Could you return all of the entries below exactly, minus the pictures?

(Beginning of DATASET RECORDS)

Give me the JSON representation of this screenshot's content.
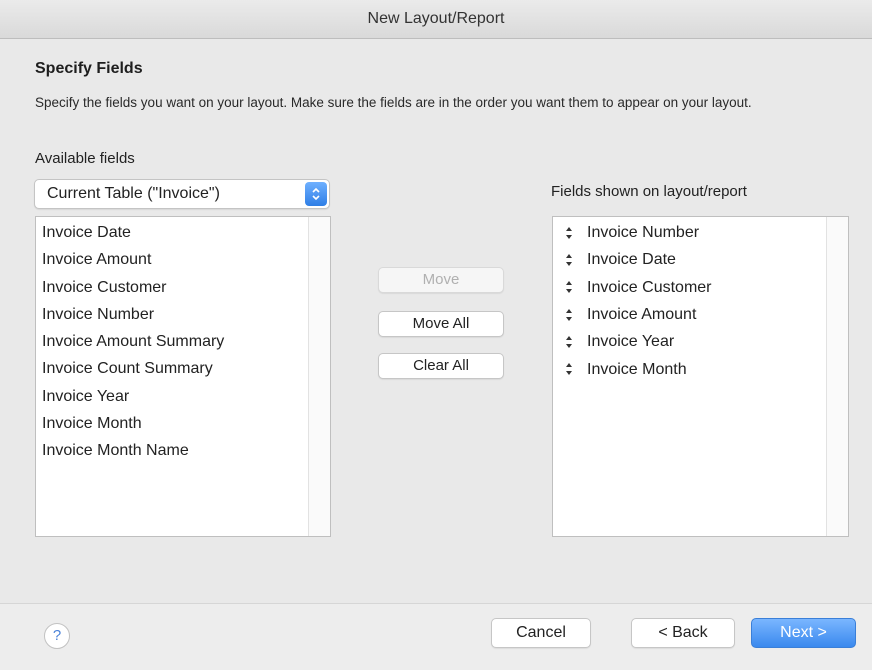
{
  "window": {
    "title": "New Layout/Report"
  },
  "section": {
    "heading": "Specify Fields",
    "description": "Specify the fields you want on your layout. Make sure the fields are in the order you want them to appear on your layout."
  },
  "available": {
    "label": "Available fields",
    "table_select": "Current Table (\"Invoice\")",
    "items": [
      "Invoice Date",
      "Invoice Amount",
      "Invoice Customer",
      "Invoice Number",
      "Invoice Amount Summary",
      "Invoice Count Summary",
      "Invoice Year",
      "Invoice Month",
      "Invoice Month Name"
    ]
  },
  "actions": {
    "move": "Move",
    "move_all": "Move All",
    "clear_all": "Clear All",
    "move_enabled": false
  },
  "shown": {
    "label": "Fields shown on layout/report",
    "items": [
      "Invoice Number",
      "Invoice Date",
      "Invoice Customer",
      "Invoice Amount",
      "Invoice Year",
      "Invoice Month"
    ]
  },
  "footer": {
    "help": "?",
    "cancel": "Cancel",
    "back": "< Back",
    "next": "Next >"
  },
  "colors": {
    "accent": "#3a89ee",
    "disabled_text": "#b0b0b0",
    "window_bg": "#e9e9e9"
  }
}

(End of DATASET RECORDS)

TASK OUTPUT:
Give me the JSON representation of this screenshot's content.
{
  "window": {
    "title": "New Layout/Report"
  },
  "section": {
    "heading": "Specify Fields",
    "description": "Specify the fields you want on your layout. Make sure the fields are in the order you want them to appear on your layout."
  },
  "available": {
    "label": "Available fields",
    "table_select": "Current Table (\"Invoice\")",
    "items": [
      "Invoice Date",
      "Invoice Amount",
      "Invoice Customer",
      "Invoice Number",
      "Invoice Amount Summary",
      "Invoice Count Summary",
      "Invoice Year",
      "Invoice Month",
      "Invoice Month Name"
    ]
  },
  "actions": {
    "move": "Move",
    "move_all": "Move All",
    "clear_all": "Clear All",
    "move_enabled": false
  },
  "shown": {
    "label": "Fields shown on layout/report",
    "items": [
      "Invoice Number",
      "Invoice Date",
      "Invoice Customer",
      "Invoice Amount",
      "Invoice Year",
      "Invoice Month"
    ]
  },
  "footer": {
    "help": "?",
    "cancel": "Cancel",
    "back": "< Back",
    "next": "Next >"
  },
  "colors": {
    "accent": "#3a89ee",
    "disabled_text": "#b0b0b0",
    "window_bg": "#e9e9e9"
  }
}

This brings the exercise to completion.